How Window Controllers Work

A controller object (in this case, an instance of the NSWindowController class) manages a window; this object is usually stored in a nib file. This management entails the following:

A window controller can manage a window by itself or as a participant in AppKit’s document-based architecture, which also includes the NSDocument and NSDocumentController classes. In this architecture, a window controller is created and managed by a document (an instance of an NSDocument subclass) and, in turn, keeps a reference to the document. For a discussion of this architecture, see Document-Based App Programming Guide for Mac.

The relationship between a window controller and a nib file is important. Although a window controller can manage a programmatically created window, it usually manages a window in a nib file. The nib file can contain other top-level objects, including other windows, but the window controller’s responsibility is this primary window.
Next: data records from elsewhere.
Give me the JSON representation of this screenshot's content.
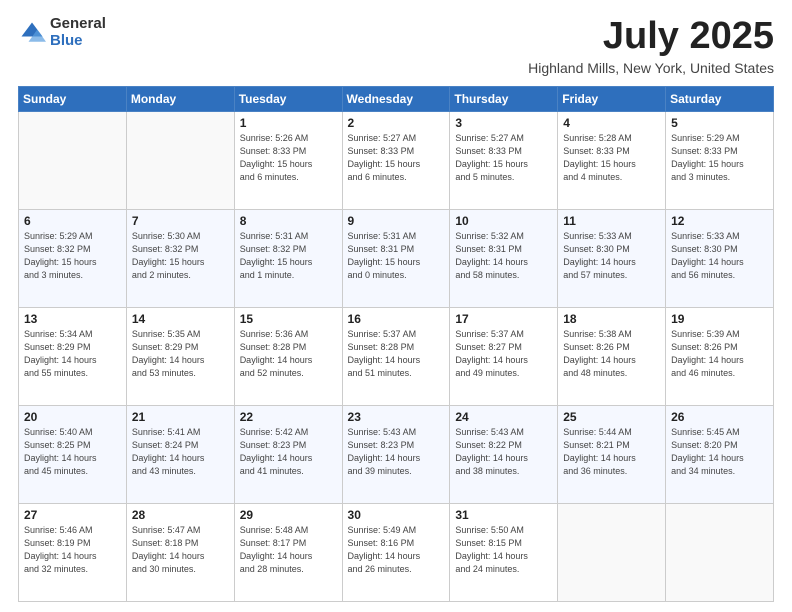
{
  "logo": {
    "general": "General",
    "blue": "Blue"
  },
  "title": {
    "month_year": "July 2025",
    "location": "Highland Mills, New York, United States"
  },
  "days_of_week": [
    "Sunday",
    "Monday",
    "Tuesday",
    "Wednesday",
    "Thursday",
    "Friday",
    "Saturday"
  ],
  "weeks": [
    [
      {
        "day": "",
        "info": ""
      },
      {
        "day": "",
        "info": ""
      },
      {
        "day": "1",
        "info": "Sunrise: 5:26 AM\nSunset: 8:33 PM\nDaylight: 15 hours\nand 6 minutes."
      },
      {
        "day": "2",
        "info": "Sunrise: 5:27 AM\nSunset: 8:33 PM\nDaylight: 15 hours\nand 6 minutes."
      },
      {
        "day": "3",
        "info": "Sunrise: 5:27 AM\nSunset: 8:33 PM\nDaylight: 15 hours\nand 5 minutes."
      },
      {
        "day": "4",
        "info": "Sunrise: 5:28 AM\nSunset: 8:33 PM\nDaylight: 15 hours\nand 4 minutes."
      },
      {
        "day": "5",
        "info": "Sunrise: 5:29 AM\nSunset: 8:33 PM\nDaylight: 15 hours\nand 3 minutes."
      }
    ],
    [
      {
        "day": "6",
        "info": "Sunrise: 5:29 AM\nSunset: 8:32 PM\nDaylight: 15 hours\nand 3 minutes."
      },
      {
        "day": "7",
        "info": "Sunrise: 5:30 AM\nSunset: 8:32 PM\nDaylight: 15 hours\nand 2 minutes."
      },
      {
        "day": "8",
        "info": "Sunrise: 5:31 AM\nSunset: 8:32 PM\nDaylight: 15 hours\nand 1 minute."
      },
      {
        "day": "9",
        "info": "Sunrise: 5:31 AM\nSunset: 8:31 PM\nDaylight: 15 hours\nand 0 minutes."
      },
      {
        "day": "10",
        "info": "Sunrise: 5:32 AM\nSunset: 8:31 PM\nDaylight: 14 hours\nand 58 minutes."
      },
      {
        "day": "11",
        "info": "Sunrise: 5:33 AM\nSunset: 8:30 PM\nDaylight: 14 hours\nand 57 minutes."
      },
      {
        "day": "12",
        "info": "Sunrise: 5:33 AM\nSunset: 8:30 PM\nDaylight: 14 hours\nand 56 minutes."
      }
    ],
    [
      {
        "day": "13",
        "info": "Sunrise: 5:34 AM\nSunset: 8:29 PM\nDaylight: 14 hours\nand 55 minutes."
      },
      {
        "day": "14",
        "info": "Sunrise: 5:35 AM\nSunset: 8:29 PM\nDaylight: 14 hours\nand 53 minutes."
      },
      {
        "day": "15",
        "info": "Sunrise: 5:36 AM\nSunset: 8:28 PM\nDaylight: 14 hours\nand 52 minutes."
      },
      {
        "day": "16",
        "info": "Sunrise: 5:37 AM\nSunset: 8:28 PM\nDaylight: 14 hours\nand 51 minutes."
      },
      {
        "day": "17",
        "info": "Sunrise: 5:37 AM\nSunset: 8:27 PM\nDaylight: 14 hours\nand 49 minutes."
      },
      {
        "day": "18",
        "info": "Sunrise: 5:38 AM\nSunset: 8:26 PM\nDaylight: 14 hours\nand 48 minutes."
      },
      {
        "day": "19",
        "info": "Sunrise: 5:39 AM\nSunset: 8:26 PM\nDaylight: 14 hours\nand 46 minutes."
      }
    ],
    [
      {
        "day": "20",
        "info": "Sunrise: 5:40 AM\nSunset: 8:25 PM\nDaylight: 14 hours\nand 45 minutes."
      },
      {
        "day": "21",
        "info": "Sunrise: 5:41 AM\nSunset: 8:24 PM\nDaylight: 14 hours\nand 43 minutes."
      },
      {
        "day": "22",
        "info": "Sunrise: 5:42 AM\nSunset: 8:23 PM\nDaylight: 14 hours\nand 41 minutes."
      },
      {
        "day": "23",
        "info": "Sunrise: 5:43 AM\nSunset: 8:23 PM\nDaylight: 14 hours\nand 39 minutes."
      },
      {
        "day": "24",
        "info": "Sunrise: 5:43 AM\nSunset: 8:22 PM\nDaylight: 14 hours\nand 38 minutes."
      },
      {
        "day": "25",
        "info": "Sunrise: 5:44 AM\nSunset: 8:21 PM\nDaylight: 14 hours\nand 36 minutes."
      },
      {
        "day": "26",
        "info": "Sunrise: 5:45 AM\nSunset: 8:20 PM\nDaylight: 14 hours\nand 34 minutes."
      }
    ],
    [
      {
        "day": "27",
        "info": "Sunrise: 5:46 AM\nSunset: 8:19 PM\nDaylight: 14 hours\nand 32 minutes."
      },
      {
        "day": "28",
        "info": "Sunrise: 5:47 AM\nSunset: 8:18 PM\nDaylight: 14 hours\nand 30 minutes."
      },
      {
        "day": "29",
        "info": "Sunrise: 5:48 AM\nSunset: 8:17 PM\nDaylight: 14 hours\nand 28 minutes."
      },
      {
        "day": "30",
        "info": "Sunrise: 5:49 AM\nSunset: 8:16 PM\nDaylight: 14 hours\nand 26 minutes."
      },
      {
        "day": "31",
        "info": "Sunrise: 5:50 AM\nSunset: 8:15 PM\nDaylight: 14 hours\nand 24 minutes."
      },
      {
        "day": "",
        "info": ""
      },
      {
        "day": "",
        "info": ""
      }
    ]
  ]
}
The window controller is usually the owner of the nib file, even when it is part of a document-based application.

For simple documents—that is, documents with only one nib file containing a window—you need do little directly with NSWindowController objects. AppKit creates one for you. However, if the default window controller is not sufficient, you can create a custom subclass of NSWindowController.

For documents with multiple windows or panels, your document must create separate instances of NSWindowController (or of custom subclasses of NSWindowController), one for each window or panel. An example is a CAD application that has different windows for side, top, and front views of drawn objects. What you do in your NSDocument subclass determines whether the default NSWindowController object or separately created and configured NSWindowController objects are used.

Window Closing Behavior

When a window is closed and it is part of a document-based application, the document removes the window’s window controller from its list of window controllers. This results in the system deallocating the window controller and the window, and possibly the NSDocument object itself. When a window controller is not part of a document-based application, closing the window does not by default result in the deallocation of the window or window controller. This is the desired behavior for a window controller that manages something like an inspector; you shouldn’t have to load the nib file again and re-create the objects the next time the user requests the inspector.

If you want the closing of a window to make both window and window controller go away when it isn’t part of a document, your subclass of NSWindowController can observe the NSWindowWillCloseNotification notification or, as the window delegate, implement the windowWillClose: method.